- YOUR ASSIGNMENT -
Select the lines below containing the word "online".

--- PROVIDED INFORMATION Enclosed Below ---

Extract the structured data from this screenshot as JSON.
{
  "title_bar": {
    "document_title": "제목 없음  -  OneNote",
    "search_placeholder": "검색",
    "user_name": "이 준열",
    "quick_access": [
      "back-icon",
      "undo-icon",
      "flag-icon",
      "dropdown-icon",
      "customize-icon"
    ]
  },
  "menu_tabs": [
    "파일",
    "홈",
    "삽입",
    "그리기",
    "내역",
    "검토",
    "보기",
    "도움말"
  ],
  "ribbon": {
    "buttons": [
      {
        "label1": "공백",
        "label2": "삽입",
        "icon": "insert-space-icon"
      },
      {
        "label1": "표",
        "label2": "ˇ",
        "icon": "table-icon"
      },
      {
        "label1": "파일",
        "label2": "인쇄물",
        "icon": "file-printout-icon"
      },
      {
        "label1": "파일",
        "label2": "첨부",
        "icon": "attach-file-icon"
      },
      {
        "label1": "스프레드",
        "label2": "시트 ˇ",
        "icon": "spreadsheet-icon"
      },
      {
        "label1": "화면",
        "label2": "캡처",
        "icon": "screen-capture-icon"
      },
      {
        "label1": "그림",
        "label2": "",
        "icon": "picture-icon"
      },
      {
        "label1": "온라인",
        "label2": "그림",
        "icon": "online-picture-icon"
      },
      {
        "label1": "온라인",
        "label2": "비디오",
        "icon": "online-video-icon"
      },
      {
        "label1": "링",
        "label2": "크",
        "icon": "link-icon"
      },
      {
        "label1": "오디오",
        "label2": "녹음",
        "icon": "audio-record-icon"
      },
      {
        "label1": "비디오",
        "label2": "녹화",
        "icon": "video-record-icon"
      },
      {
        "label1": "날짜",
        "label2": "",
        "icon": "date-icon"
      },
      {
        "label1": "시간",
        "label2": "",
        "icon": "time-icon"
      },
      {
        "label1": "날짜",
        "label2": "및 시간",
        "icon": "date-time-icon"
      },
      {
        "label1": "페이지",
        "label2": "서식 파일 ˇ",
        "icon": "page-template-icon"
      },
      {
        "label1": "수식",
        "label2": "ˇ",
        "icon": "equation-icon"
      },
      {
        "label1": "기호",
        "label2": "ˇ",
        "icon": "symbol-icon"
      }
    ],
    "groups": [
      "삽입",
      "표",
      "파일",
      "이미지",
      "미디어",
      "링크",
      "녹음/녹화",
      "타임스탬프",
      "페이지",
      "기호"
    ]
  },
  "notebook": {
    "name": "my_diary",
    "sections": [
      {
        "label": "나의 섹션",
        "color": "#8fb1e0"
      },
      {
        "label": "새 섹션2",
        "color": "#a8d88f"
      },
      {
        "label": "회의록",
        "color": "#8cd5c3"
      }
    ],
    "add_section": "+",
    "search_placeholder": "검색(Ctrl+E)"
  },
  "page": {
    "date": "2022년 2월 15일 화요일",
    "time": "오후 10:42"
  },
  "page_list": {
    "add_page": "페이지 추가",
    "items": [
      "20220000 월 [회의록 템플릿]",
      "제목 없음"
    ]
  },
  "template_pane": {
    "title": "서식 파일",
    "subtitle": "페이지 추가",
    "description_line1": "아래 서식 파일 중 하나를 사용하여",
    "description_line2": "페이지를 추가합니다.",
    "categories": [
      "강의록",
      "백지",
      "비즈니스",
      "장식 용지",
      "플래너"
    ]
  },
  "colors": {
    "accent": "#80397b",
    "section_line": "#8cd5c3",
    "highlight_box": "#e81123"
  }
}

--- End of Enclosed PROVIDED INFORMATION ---

- OUTPUT -
        "icon": "online-picture-icon"
        "icon": "online-video-icon"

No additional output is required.